▶ [What is expected]
Show each line in the listing below that contains the word "value".

▶ [Supplied data]
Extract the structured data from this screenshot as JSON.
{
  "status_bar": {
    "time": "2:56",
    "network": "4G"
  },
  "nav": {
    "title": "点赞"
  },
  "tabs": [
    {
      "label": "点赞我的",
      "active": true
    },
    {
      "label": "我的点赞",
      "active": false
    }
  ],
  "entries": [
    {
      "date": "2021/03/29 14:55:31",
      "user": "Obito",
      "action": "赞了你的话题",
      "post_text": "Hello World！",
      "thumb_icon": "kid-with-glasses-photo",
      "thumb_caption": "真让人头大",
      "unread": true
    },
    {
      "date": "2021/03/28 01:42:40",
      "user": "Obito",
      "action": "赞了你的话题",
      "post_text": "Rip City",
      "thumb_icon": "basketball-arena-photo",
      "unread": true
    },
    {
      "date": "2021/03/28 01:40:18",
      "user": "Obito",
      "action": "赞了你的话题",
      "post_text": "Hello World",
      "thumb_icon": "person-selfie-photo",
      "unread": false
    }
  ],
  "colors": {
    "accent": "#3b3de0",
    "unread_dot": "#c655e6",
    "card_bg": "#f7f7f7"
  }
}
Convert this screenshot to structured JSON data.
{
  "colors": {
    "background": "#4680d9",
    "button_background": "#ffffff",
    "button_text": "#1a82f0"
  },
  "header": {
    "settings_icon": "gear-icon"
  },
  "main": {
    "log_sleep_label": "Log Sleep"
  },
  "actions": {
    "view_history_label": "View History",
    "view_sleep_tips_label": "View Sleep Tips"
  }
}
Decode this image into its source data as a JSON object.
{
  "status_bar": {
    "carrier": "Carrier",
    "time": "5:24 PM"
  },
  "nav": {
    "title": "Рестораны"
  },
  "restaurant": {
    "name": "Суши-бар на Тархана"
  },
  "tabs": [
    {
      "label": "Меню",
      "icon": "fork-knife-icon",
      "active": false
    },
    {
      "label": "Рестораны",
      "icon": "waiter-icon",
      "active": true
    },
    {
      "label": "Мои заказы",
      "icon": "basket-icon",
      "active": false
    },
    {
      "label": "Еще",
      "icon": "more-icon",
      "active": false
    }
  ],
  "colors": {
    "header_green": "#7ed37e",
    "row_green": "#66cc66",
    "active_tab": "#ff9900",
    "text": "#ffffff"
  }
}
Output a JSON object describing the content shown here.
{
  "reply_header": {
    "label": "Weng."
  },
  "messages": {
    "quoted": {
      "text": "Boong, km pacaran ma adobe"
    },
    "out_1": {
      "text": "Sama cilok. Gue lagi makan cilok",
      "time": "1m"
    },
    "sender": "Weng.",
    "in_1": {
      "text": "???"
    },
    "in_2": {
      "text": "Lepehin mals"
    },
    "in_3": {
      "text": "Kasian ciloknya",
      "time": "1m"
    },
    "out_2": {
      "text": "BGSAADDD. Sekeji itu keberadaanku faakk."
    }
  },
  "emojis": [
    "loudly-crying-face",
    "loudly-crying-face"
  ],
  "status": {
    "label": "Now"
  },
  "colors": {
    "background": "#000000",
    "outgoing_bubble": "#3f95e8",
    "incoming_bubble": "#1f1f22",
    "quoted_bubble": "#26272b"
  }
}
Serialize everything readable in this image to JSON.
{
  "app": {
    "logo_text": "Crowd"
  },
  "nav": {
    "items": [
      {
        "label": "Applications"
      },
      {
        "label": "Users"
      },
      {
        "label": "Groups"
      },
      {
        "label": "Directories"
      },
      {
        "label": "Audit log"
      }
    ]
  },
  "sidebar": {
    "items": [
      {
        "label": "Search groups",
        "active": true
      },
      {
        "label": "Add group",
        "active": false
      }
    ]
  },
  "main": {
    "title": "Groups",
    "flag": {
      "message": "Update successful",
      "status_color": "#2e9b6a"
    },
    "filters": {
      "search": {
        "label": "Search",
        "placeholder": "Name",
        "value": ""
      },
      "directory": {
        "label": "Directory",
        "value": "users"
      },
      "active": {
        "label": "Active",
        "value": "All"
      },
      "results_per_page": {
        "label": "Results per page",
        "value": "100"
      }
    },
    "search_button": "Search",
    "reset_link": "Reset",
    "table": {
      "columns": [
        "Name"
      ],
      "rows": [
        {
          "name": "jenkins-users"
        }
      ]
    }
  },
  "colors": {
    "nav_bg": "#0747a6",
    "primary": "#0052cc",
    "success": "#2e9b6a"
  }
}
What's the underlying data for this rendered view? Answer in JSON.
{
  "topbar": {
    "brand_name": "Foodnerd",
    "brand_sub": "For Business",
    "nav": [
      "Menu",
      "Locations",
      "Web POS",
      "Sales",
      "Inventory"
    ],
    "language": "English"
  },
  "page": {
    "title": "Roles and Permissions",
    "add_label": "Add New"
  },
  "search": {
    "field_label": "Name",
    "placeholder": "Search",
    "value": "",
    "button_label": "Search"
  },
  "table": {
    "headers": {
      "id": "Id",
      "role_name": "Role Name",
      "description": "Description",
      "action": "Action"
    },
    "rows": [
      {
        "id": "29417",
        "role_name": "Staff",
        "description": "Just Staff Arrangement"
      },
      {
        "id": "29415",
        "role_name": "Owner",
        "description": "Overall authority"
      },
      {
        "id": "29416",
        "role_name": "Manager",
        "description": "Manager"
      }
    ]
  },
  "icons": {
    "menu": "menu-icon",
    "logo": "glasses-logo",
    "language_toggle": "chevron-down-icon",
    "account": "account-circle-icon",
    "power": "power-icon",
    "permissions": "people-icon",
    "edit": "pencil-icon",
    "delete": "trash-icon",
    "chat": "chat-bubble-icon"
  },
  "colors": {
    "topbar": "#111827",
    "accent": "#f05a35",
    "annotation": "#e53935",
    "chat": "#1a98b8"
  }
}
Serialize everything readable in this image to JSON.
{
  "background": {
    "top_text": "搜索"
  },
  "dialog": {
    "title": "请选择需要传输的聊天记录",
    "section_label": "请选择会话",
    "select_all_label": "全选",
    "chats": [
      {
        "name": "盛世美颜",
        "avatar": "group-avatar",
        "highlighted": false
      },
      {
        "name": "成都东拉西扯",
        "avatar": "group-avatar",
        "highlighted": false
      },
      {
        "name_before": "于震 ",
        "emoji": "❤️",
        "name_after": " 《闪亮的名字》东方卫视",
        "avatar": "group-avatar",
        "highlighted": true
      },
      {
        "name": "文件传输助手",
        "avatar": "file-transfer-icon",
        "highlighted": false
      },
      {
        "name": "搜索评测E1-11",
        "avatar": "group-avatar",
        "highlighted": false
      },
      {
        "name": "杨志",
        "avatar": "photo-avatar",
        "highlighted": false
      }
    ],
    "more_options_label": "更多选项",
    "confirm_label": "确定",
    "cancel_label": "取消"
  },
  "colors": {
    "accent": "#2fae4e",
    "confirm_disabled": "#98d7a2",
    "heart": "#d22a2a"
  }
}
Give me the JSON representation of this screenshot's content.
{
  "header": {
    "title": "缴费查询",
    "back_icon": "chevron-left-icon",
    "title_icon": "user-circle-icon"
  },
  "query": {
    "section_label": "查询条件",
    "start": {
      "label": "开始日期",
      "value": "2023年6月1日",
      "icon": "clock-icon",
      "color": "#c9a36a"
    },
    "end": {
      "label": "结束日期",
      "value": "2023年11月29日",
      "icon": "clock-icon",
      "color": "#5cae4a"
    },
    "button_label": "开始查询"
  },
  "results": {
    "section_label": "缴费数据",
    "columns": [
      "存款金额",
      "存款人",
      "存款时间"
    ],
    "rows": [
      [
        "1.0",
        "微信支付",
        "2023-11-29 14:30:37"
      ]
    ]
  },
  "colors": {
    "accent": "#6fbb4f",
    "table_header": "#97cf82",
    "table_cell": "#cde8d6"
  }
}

▶ [Expected answer]
        "value": ""
        "value": "users"
        "value": "All"
        "value": "100"
    "value": "",
      "value": "2023年6月1日",
      "value": "2023年11月29日",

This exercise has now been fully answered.